“I expect they will be out tomorrow or Friday,” American Petroleum Institute CEO Jack Gerard said Wednesday.
The proposal would regulate the oil-and-gas development method known as fracking, in which water, chemicals and sand are injected at high pressure into rock formations to open up seams that enable trapped oil and natural gas to flow.
The rules are expected to include the required disclosure of chemicals used in the hydraulic fracturing process, along with regulations on well integrity and wastewater management.
Fracking and advances in horizontal drilling technology are enabling a natural gas and oil production boom in many states, but have raised concerns about air pollution and water contamination as well.
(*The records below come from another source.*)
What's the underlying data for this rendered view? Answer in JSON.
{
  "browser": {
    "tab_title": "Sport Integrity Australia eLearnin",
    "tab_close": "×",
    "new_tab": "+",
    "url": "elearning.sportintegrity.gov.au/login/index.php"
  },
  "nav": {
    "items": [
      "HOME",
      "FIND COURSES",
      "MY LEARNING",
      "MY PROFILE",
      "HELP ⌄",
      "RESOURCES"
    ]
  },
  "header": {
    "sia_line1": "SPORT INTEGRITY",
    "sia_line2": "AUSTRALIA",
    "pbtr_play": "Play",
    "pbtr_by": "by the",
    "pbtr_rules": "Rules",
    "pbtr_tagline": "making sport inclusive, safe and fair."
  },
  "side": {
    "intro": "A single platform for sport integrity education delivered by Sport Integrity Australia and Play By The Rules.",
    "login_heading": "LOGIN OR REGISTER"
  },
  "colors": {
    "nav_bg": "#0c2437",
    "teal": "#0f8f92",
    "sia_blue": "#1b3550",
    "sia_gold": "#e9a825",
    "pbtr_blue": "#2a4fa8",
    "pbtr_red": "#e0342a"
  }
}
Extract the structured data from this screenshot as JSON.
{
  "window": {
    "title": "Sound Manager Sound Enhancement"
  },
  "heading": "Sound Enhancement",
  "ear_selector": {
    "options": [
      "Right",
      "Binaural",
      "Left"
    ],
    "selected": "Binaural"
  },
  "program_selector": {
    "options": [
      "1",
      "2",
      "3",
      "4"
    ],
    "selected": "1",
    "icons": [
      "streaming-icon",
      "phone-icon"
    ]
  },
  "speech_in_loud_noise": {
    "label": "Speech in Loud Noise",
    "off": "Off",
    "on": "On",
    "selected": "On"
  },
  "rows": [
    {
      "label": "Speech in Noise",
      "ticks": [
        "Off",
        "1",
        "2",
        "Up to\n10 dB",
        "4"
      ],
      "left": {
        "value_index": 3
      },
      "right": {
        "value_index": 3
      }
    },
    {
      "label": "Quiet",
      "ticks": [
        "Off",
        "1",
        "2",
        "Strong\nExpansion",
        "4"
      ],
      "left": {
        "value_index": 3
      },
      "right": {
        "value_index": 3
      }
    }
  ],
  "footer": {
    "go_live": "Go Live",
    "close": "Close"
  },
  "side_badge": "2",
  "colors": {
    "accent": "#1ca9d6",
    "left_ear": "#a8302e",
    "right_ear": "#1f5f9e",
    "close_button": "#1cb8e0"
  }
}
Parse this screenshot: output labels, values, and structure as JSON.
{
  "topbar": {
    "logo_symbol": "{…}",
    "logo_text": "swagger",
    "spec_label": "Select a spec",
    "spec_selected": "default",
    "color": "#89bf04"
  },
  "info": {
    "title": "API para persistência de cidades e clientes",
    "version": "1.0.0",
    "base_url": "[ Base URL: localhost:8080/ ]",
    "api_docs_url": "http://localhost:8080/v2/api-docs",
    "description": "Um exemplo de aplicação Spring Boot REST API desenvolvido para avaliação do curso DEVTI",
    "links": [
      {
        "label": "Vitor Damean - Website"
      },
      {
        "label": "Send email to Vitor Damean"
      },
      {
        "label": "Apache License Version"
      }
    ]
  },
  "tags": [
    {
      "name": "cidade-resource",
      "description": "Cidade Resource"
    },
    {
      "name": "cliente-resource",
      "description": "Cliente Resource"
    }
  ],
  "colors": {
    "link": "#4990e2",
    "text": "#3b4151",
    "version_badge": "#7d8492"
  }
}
The rules are likely to set off a debate among energy companies and environmental groups.
Industry groups and a number of individual companies that argue state-based rules are sufficient and that federal regulations could create burdens have recently lobbied White House officials about the Interior regulations.
Bloomberg, which obtained a recent draft of the rules, reported that they have been modified to allow companies to wait until after the fracking process has been completed to disclose the chemicals used.
Gerard, who addressed the rules in broad terms in the short interview, said he’s pleased with some of the changes to the upcoming proposal.
“We will have to look at all the details, of course; however, there have clearly been some constructive changes. We hope there will be many changes,” he said when asked if the group’s concerns have been addressed.
But he said states should have the primary role in regulating fracking.
“We are working with the [Interior] Department, we are working with the administration to find that proper role for state regulation, which we believe clearly should be the lead role in these areas,” he said.
Gerard spoke after a half-day conference in Columbus, Ohio, about shale oil and natural-gas development hosted by The Hill.
The Interior Department would not comment on the timing of the proposal's release.
Andrew Restuccia contributed to this story.